Designing Your Philanthropy Collage
Youth Activity: Participants create a collage depicting philanthropic traits and actions. This collage serves as a visual definition of philanthropy. See the handout for supplemental faith-based discussion questions.
“The future depends entirely on what each of us does every day.” ~Gloria Steinem
The youth will:
- expand their understanding of philanthropic traits and actions.
- relate philanthropic characteristics to their own lives.
- posterboard, construction paper or file folders
- scissors, tape or glue, crayons or markers
- self-stick notes
Participants take home their philanthropy collages to share with their family members.
- What did you learn about philanthropy?
- Which of the actions or traits on the collage represent you – who you are or actions you have taken?
- What are some of the words and pictures that appear more often in the collages?
- Ask members to identify someone they know who is a philanthropist. Ask each member to share one trait that describes the person they know and to share what that person does that makes them a philanthropist.
Today we are going to explore the meaning of philanthropy (giving time, talent, or treasure and taking action for the common good). Explain that an important part of understanding philanthropy is recognizing philanthropic traits/characteristics and activities of others. We are each going to create a “philanthropy collage” with pictures and words representing philanthropy. A collage is a piece of art, made up of many pictures, words or drawings, that represent an idea.
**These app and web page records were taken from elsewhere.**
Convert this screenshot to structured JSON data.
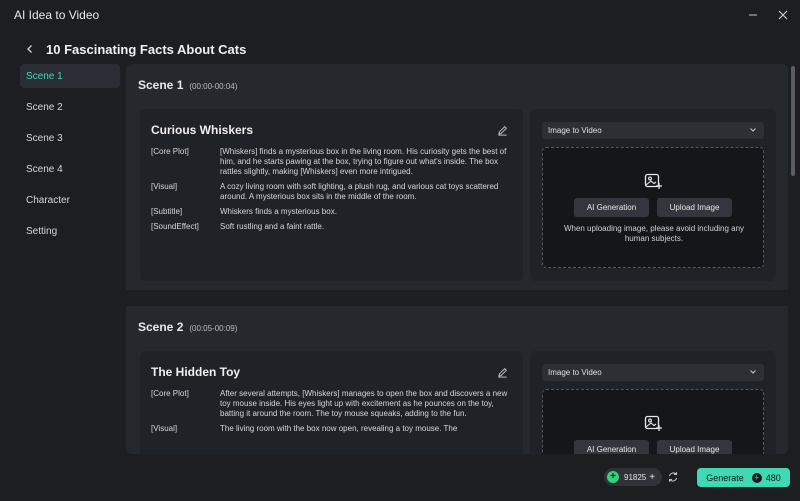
{
  "window": {
    "title": "AI Idea to Video",
    "minimize_glyph": "—",
    "close_glyph": "✕"
  },
  "header": {
    "title": "10 Fascinating Facts About Cats"
  },
  "sidebar": {
    "items": [
      {
        "label": "Scene 1",
        "active": true
      },
      {
        "label": "Scene 2"
      },
      {
        "label": "Scene 3"
      },
      {
        "label": "Scene 4"
      },
      {
        "label": "Character"
      },
      {
        "label": "Setting"
      }
    ]
  },
  "scenes": [
    {
      "name": "Scene 1",
      "time": "(00:00-00:04)",
      "title": "Curious Whiskers",
      "fields": [
        {
          "key": "[Core Plot]",
          "value": "[Whiskers] finds a mysterious box in the living room. His curiosity gets the best of him, and he starts pawing at the box, trying to figure out what's inside. The box rattles slightly, making [Whiskers] even more intrigued."
        },
        {
          "key": "[Visual]",
          "value": "A cozy living room with soft lighting, a plush rug, and various cat toys scattered around. A mysterious box sits in the middle of the room."
        },
        {
          "key": "[Subtitle]",
          "value": "Whiskers finds a mysterious box."
        },
        {
          "key": "[SoundEffect]",
          "value": "Soft rustling and a faint rattle."
        }
      ],
      "media": {
        "select_value": "Image to Video",
        "ai_button": "AI Generation",
        "upload_button": "Upload Image",
        "hint": "When uploading image, please avoid including any human subjects."
      }
    },
    {
      "name": "Scene 2",
      "time": "(00:05-00:09)",
      "title": "The Hidden Toy",
      "fields": [
        {
          "key": "[Core Plot]",
          "value": "After several attempts, [Whiskers] manages to open the box and discovers a new toy mouse inside. His eyes light up with excitement as he pounces on the toy, batting it around the room. The toy mouse squeaks, adding to the fun."
        },
        {
          "key": "[Visual]",
          "value": "The living room with the box now open, revealing a toy mouse. The"
        }
      ],
      "media": {
        "select_value": "Image to Video",
        "ai_button": "AI Generation",
        "upload_button": "Upload Image"
      }
    }
  ],
  "footer": {
    "credits": "91825",
    "credits_plus": "+",
    "generate_label": "Generate",
    "generate_cost": "480"
  },
  "colors": {
    "accent": "#3fd9b3",
    "coin": "#36d17a",
    "background": "#1c1e22",
    "panel": "#25282d",
    "card": "#1f2226"
  }
}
Draw a large T-graph on the chart paper. Label one side “Philanthropic Traits” and the other side “Philanthropic Actions.”
On sticky notes, half of the youth write words that describe a person who shares and cares in their community, one trait per self-stick note.
Invite the other half to write examples of “philanthropic actions” or things that a person who cares and shares might do, one action per self-stick note.
They have five minutes to come up with their traits and actions and put them on the T-chart.
Discuss the words on the chart by asking youth to explain what they put up there or to find patterns and similiarities.
The list is a starting point to make a philanthropic collage that represents the meaning of philanthropy (traints and behaviors) and its role in community.
Each participant works on a piece of construction paper or poster-board and pastes pictures from magazines and printed from the Internet. They may use crayons and markers to add words and designs to help communicate meaning of philanthropy. The collage will be a “visual definition” of philanthropy.
Ask for volunteers to share their collages, explaining to the group some of the actions and traits that they included in their philanthropic picture.
- When members of the two teams have written the traits on their self-stick notes, each participant should pick one trait that describes them and stick it on their shirt to let people know that they have “philanthropic traits.”
- Philanthropy collages may be created in groups rather than by individuals.